PROBLEM TO WORK ON: For the material that follows, list every line containing the word "time".
(SUPPLIED RECORDS)
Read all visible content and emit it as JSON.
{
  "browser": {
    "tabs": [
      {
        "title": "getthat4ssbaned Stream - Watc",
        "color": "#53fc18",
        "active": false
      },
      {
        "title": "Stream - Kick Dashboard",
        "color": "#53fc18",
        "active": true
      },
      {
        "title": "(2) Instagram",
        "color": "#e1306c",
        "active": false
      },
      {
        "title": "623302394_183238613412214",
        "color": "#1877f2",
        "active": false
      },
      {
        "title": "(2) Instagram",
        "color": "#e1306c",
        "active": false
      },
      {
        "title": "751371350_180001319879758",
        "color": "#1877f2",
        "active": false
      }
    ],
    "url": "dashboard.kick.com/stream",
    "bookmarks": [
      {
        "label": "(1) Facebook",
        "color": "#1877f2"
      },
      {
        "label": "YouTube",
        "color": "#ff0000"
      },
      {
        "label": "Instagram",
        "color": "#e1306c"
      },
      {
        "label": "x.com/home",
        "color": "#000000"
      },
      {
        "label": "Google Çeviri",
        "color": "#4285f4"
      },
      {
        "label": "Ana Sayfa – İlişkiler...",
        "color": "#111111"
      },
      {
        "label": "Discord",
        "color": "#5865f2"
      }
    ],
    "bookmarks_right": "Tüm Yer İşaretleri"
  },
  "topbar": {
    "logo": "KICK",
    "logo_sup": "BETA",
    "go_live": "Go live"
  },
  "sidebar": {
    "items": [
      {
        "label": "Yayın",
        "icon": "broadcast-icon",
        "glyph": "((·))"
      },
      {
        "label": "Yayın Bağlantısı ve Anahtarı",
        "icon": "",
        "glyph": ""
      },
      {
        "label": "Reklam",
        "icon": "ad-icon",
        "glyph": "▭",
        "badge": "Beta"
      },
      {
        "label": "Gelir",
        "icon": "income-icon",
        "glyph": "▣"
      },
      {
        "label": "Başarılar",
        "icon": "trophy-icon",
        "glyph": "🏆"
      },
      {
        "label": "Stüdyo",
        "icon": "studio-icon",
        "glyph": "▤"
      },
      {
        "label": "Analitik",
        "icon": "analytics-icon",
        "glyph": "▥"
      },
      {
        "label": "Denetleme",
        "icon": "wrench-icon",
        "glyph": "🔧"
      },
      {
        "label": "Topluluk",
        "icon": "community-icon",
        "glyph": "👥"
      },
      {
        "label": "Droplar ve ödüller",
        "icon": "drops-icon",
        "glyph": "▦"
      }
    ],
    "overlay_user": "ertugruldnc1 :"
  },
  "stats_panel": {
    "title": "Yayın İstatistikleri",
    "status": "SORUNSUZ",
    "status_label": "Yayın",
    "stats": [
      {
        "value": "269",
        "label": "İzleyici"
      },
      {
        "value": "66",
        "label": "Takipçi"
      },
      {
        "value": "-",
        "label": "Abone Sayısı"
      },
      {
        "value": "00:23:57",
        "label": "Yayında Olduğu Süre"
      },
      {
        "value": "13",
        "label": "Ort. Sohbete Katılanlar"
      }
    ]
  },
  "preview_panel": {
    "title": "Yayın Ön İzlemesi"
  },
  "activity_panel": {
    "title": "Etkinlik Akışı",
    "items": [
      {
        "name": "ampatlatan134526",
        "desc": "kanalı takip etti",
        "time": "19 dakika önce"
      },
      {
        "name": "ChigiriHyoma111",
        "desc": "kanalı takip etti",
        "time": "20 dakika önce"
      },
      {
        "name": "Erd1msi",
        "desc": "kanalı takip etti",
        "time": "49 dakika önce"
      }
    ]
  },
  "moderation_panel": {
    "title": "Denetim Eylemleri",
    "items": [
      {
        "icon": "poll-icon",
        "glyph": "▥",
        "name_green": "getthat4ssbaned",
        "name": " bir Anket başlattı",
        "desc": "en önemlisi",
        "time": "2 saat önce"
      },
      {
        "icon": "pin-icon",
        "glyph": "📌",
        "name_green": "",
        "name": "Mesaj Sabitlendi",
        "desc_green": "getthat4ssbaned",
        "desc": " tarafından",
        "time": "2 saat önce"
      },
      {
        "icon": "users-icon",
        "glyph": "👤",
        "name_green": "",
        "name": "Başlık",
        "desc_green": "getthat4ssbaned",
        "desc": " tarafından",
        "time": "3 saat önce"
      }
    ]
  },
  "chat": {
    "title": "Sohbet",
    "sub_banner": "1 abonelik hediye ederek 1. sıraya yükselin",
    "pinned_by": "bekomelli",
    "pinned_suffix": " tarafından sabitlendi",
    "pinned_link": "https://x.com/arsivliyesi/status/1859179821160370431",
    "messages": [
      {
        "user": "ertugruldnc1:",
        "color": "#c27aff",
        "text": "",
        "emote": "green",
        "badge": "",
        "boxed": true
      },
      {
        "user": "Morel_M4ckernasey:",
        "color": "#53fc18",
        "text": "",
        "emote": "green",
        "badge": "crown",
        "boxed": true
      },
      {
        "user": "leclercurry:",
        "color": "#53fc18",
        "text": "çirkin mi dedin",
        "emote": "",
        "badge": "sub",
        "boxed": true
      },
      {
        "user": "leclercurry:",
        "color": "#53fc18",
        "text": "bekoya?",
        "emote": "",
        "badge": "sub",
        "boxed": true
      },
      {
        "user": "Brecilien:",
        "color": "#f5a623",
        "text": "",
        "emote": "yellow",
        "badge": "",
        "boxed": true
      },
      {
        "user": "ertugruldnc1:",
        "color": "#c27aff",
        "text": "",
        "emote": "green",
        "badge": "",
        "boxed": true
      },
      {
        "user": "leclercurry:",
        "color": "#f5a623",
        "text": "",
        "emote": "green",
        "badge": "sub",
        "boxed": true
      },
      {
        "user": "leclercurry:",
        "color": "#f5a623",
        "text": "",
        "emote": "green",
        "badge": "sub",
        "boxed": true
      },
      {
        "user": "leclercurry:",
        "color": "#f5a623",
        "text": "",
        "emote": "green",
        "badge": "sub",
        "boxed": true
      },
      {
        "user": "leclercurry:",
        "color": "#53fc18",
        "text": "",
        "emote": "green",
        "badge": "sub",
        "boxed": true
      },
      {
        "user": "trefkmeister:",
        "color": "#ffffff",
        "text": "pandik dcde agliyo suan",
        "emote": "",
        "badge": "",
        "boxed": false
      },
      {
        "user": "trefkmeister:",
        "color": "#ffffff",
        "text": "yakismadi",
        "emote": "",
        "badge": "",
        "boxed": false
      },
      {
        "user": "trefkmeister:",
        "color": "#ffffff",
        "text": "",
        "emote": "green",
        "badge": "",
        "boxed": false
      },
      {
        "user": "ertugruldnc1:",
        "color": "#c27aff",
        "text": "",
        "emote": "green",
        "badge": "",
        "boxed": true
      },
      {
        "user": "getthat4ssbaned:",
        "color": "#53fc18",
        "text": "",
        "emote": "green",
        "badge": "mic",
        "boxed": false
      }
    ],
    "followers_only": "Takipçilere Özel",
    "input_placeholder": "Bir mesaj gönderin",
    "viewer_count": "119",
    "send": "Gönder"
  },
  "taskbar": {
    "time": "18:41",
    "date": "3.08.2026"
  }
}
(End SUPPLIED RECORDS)
RESPONSE TO THE EXERCISE:
        "time": "19 dakika önce"
        "time": "20 dakika önce"
        "time": "49 dakika önce"
        "time": "2 saat önce"
        "time": "2 saat önce"
        "time": "3 saat önce"
    "time": "18:41",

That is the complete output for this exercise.